Rahm Emanuel has left the White House and begun to work his way towards the mayor’s office in Chicago. His website is making a very obviously play on his recent experience as President Barack Obama’s Chief of Staff in the fact that it looks extremely similar to Obama’s own website design — there’s even an “En Español” section.
So, then, I have to stop and wonder if Emanuel’s Latino strategy in Chicago is going to go the way of his national Latino strategy. You remember that one, don’t you? The no-immigration-reform-until-2013 strategy? This is what was reported about Emanuel’s immigration reform strategy:
“Rep. Rahm Emanuel of Illinois, an architect of the Democratic campaign that regained control of the House last year, says his party will not attempt comprehensive immigration reform until at least the second term of a prospective Democratic president.”
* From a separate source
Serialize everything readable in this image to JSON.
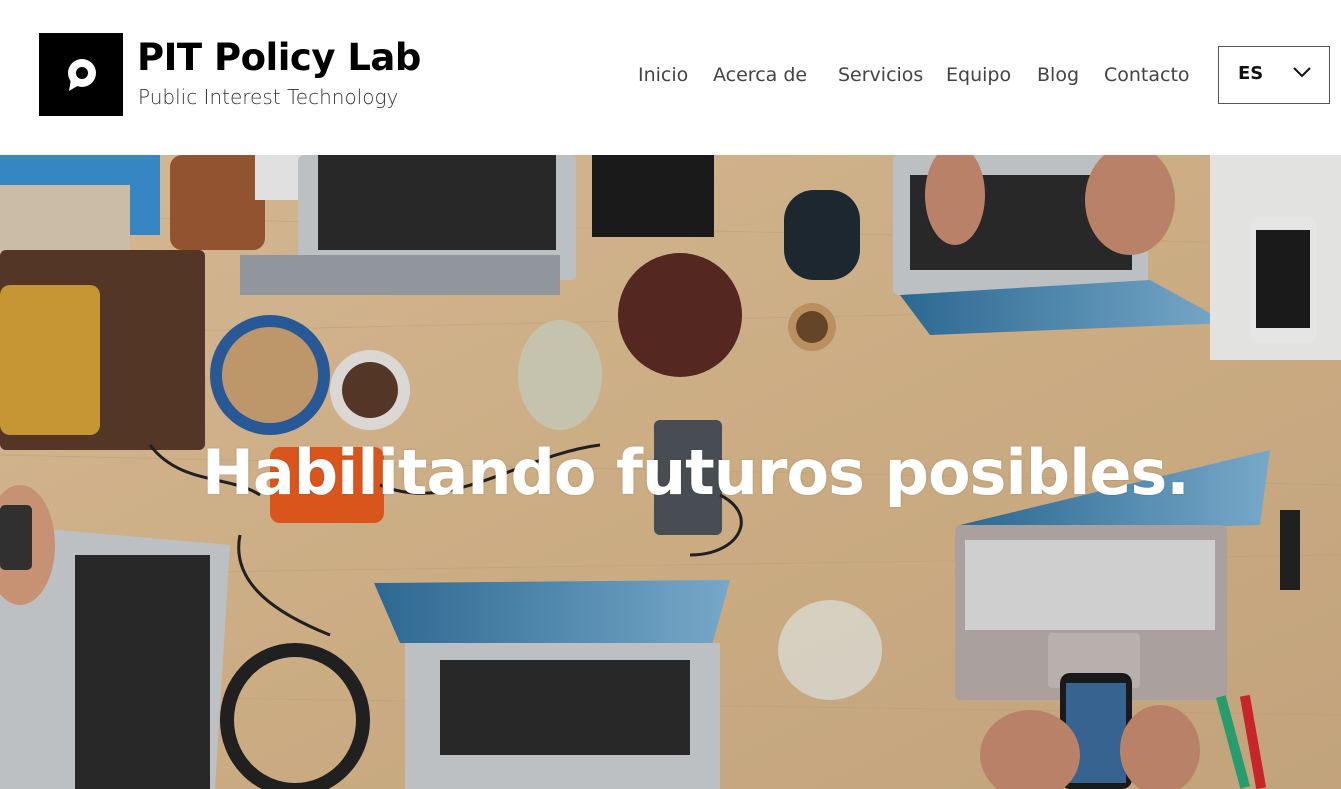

Which is a roundabout way of saying that Latinos are not important to your immediate, or even long-term, political goals. It will be interesting to see Emanuel take this strategy to Chicago, which according to the most recent 2009 estimates from the Census, boasts a population where almost 1 in 3 people are Latino. Though the 2010 numbers have not yet been released, in 2009 the city counted about 2.8 million people and about 774,000 of them Latino; that’s 27%.
Now we’ve all bitched and moaned about how Latinos don’t vote, but we’re also very fickle beings, because if you think back to last month, Latinos saved the Democrats, the Senate and Harry Reid. So the point is that Latinos do vote, and they tend to vote Democrat, and there are lots of Latinos in Chicago, and Emanuel hasn’t shown up to now that he cares. Is including a Spanish language portion of your website enough? Taking a cursory look at this “issues” list shows that he pointedly cares about LGBT issues, but doesn’t list any other special interest groups.
I’m not an insider and I don’t know Emanuel’s long-term strategy but I think it would be foolish of him — or any of the other Chicago mayoral contenders — to repeat his immigration reform debacle.